Marcus: Obama faces long climb to re-election
Thursday, October 13, 2011
The Everest-size electoral challenge facing President Obama is encapsulated in a single question in the latest Washington Post/Bloomberg poll: Would the economy be better or worse if a Republican were elected president in 2012? There are three interesting aspects to the answers: the overall result, the divided state of Democratic voters, and the even more skeptical attitude of independents.
On the basic question, nearly half of those polled (45 percent) believe the economy would be the same no matter whether a Republican or Democrat is in the White House. This conclusion is not unreasonable. A president’s ability to bring about short-term improvements in the economy is limited, even if he could wave a magic executive wand and see his program instantly enacted. In the current, gridlocked environment, presidential power is even more constrained. The paradox for voters is that at the same time nearly half don’t believe a president will make a difference, the economy is at the top of their list of concerns. One possibility is that voters will base their choice on other issues or stick with their party allegiance, if they have one. Another, which seems at least as likely, is that they will decide that Obama has had his chance and that someone else deserves a try.

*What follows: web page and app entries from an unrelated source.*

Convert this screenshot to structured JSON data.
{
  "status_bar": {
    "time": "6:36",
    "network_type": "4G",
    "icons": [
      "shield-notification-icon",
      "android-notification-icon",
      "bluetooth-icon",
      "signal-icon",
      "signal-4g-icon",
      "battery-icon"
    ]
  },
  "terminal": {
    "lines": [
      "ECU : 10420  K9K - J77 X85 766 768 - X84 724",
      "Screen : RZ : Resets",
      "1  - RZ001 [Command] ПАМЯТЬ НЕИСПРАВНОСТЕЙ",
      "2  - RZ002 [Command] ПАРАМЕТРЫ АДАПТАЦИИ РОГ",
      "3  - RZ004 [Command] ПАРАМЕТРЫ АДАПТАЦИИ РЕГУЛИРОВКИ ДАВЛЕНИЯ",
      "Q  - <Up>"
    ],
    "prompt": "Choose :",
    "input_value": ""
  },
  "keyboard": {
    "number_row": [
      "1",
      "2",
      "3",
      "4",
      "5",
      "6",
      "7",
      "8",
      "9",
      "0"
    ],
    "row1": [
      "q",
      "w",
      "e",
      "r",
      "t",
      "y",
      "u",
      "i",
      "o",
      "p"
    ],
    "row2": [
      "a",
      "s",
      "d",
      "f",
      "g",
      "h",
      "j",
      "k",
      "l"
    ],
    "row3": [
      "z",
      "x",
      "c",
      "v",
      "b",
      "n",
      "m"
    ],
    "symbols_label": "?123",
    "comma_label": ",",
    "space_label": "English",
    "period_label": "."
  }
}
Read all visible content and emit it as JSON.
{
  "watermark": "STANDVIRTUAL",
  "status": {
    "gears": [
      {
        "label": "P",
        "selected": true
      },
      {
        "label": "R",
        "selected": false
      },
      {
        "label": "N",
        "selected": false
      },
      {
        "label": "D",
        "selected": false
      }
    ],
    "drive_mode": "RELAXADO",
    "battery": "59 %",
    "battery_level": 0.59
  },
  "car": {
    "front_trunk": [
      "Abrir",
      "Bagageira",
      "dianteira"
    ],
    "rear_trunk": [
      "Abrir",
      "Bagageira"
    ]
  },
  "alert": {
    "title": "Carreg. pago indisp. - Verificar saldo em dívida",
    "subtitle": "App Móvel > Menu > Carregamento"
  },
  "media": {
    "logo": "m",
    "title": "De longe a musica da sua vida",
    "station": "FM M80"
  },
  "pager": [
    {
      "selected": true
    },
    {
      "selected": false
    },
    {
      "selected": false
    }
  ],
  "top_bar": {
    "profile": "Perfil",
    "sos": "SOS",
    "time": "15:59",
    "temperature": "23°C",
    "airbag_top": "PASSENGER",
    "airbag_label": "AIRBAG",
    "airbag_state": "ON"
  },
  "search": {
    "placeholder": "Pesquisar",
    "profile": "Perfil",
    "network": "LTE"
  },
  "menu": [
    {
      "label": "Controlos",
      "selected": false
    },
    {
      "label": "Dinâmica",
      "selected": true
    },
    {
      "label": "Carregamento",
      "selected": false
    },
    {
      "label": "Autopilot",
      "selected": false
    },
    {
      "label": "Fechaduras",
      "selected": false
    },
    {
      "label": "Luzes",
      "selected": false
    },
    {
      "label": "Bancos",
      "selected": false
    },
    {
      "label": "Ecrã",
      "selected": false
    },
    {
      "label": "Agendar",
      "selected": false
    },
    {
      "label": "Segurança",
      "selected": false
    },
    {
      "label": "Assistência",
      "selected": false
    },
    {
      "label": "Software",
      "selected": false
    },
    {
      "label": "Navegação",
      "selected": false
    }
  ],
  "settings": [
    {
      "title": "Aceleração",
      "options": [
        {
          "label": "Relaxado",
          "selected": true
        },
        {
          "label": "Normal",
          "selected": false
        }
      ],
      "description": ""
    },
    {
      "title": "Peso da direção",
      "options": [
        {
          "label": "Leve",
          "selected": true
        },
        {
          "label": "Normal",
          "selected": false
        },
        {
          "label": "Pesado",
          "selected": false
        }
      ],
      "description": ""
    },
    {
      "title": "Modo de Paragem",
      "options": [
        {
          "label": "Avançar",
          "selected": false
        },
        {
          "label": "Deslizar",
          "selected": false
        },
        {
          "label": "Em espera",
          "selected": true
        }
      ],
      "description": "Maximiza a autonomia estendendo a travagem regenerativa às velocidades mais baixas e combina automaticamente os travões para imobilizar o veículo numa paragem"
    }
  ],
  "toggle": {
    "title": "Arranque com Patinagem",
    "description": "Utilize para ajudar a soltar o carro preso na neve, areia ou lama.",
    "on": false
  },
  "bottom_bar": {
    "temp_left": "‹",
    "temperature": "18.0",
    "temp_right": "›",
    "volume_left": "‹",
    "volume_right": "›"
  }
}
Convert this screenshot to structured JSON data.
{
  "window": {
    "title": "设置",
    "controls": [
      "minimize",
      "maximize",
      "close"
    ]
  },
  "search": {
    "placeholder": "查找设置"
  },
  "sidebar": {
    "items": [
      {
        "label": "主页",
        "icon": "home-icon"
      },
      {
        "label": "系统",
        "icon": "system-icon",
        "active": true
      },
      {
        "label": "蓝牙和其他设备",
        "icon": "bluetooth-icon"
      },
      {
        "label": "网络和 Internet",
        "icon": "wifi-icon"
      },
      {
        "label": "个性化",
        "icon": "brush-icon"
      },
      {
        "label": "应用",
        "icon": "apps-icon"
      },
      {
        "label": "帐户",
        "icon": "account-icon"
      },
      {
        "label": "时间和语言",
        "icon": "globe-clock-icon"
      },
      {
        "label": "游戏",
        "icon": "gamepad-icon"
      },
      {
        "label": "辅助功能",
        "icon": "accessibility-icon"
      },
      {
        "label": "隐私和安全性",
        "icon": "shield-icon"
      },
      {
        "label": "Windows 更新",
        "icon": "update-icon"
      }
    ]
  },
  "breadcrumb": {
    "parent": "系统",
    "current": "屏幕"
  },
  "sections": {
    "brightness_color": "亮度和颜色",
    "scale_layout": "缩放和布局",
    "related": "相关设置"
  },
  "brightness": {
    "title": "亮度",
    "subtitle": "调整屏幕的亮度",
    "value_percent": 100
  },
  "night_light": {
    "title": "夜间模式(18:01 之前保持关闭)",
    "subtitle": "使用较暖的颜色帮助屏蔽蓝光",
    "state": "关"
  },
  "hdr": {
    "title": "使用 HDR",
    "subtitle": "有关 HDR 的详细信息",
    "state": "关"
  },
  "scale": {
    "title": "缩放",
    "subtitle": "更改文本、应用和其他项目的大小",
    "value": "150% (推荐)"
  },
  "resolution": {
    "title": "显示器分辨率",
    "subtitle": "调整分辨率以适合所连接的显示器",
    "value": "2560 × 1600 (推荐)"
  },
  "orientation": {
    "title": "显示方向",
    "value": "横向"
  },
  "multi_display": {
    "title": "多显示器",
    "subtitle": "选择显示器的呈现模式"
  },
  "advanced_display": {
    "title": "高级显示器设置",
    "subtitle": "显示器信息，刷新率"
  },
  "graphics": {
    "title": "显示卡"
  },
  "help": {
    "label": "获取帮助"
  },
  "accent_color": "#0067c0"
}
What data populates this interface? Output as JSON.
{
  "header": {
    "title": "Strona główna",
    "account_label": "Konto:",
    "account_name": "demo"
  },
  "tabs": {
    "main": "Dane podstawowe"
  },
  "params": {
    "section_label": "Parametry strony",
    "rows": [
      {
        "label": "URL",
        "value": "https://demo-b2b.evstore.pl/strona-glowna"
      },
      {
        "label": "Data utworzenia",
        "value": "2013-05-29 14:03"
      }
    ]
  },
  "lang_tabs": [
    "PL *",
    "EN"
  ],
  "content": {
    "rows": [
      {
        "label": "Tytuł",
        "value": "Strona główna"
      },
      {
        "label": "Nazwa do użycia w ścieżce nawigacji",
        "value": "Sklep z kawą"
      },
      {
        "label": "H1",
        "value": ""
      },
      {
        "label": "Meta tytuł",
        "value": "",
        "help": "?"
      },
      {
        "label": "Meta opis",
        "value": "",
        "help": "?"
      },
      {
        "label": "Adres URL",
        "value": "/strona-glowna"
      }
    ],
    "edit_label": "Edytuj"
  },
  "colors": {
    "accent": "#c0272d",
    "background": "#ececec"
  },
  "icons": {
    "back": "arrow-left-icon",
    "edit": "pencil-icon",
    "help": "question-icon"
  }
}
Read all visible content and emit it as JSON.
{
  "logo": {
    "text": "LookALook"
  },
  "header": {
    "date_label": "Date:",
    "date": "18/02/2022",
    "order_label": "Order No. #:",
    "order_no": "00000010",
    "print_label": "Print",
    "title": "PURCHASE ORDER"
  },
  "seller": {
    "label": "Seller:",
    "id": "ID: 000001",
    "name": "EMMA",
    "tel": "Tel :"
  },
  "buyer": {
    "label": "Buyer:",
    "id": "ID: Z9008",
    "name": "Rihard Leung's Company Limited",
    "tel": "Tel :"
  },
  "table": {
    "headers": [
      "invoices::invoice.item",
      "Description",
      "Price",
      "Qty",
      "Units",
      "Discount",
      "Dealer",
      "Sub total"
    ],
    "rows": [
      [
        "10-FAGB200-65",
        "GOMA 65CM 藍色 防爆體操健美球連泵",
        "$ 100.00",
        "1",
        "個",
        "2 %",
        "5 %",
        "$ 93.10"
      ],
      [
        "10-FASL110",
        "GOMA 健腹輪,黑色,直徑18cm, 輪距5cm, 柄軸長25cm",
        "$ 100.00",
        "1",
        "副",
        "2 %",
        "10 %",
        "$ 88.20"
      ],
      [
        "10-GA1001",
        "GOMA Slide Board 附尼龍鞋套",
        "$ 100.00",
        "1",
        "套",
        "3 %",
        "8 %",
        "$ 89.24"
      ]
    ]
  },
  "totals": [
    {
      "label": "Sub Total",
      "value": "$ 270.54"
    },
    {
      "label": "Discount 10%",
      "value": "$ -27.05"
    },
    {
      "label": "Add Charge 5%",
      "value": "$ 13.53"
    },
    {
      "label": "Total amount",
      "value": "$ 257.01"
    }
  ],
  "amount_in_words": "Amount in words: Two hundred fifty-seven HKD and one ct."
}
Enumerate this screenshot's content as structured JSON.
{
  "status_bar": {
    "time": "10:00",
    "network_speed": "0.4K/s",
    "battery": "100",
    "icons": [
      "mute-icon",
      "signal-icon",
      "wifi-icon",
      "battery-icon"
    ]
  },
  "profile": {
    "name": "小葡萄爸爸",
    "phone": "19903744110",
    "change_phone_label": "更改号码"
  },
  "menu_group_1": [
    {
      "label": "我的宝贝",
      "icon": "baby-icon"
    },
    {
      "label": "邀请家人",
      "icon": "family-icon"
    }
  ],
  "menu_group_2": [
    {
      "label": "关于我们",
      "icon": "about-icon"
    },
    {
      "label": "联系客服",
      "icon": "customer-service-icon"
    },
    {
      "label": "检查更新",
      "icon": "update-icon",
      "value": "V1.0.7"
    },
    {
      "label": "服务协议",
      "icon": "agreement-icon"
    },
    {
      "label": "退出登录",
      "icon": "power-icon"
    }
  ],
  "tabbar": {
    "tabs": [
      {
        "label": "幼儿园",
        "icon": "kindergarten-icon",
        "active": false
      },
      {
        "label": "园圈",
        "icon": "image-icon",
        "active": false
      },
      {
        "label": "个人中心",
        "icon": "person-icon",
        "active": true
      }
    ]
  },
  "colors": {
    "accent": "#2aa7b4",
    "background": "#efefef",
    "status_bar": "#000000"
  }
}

Which leads to the second aspect of the answers: the division, even among Democrats, about whether the economy would be worse if Obama were to lose. Almost half (48 percent) said it would be worse, but the number who believed it would be the same was nearly equal (44 percent). The split among Republicans was far sharper: 63 percent thought the economy would be better if a Republican were elected president while only 29 percent believed it would be the same. This striking difference both reflects and explains the enthusiasm gap between Democratic and Republican voters this election. The voters of one party — Republicans — think the outcome matters much more than do voters on the other side. This does not bode well for Democratic turnout.
Independents are crucial
The key to the election, of course, will be independent voters, about one-third of the electorate. In the Post/Bloomberg poll, independents were markedly more skeptical about whether a different president would make a difference for the economy. A clear majority (55 percent) said the economy would be the same with a Republican president. The rest were closely split, with 17 percent thinking a Democratic president would be better for the economy and 19 percent saying a Republican would be preferable. The fundamental challenge for Obama is to convince these swing voters that his re-election would make a difference — or at least that the other candidate would be worse.
He faces an uphill battle. In 2008, independent voters favored Obama over John McCain by a margin of 52 percent to 44 percent. Now, according to a new poll by the Pew Research Center for the People and the Press, independents favor former Massachusetts Gov. Mitt Romney by 13 points, 54 percent to 41 percent. The Obama campaign argues that it can turn this situation around — indeed, that it is already doing so. In a memo released by the campaign Tuesday, adviser David Axelrod cited polling showing increased support for the president’s jobs package: “Trust in creating jobs has gone from a tie in early September to a 15 percent advantage for the president. And among independents, Republicans have gone from a 5 percent advantage to a 13 percent disadvantage.”
I have no doubt that voters are despondent about the economy and fed up with their politicians. Even those who supported Obama in 2008 were disappointed in his performance; some who did not vote for him expressed sympathy with his plight. But they reserved their greatest exasperation for Congress, which, as one New Hampshire woman put it, is “playing a game of dodgeball.” Obama may want to run, Truman-like, against Congress. But he also told voters three years ago that he was the one to stop the dodgeball. Having failed, however predictably, he must now convince voters that he deserves more time and that his solutions are better. That may be true — but, as the poll suggests, it will also be a hard sell.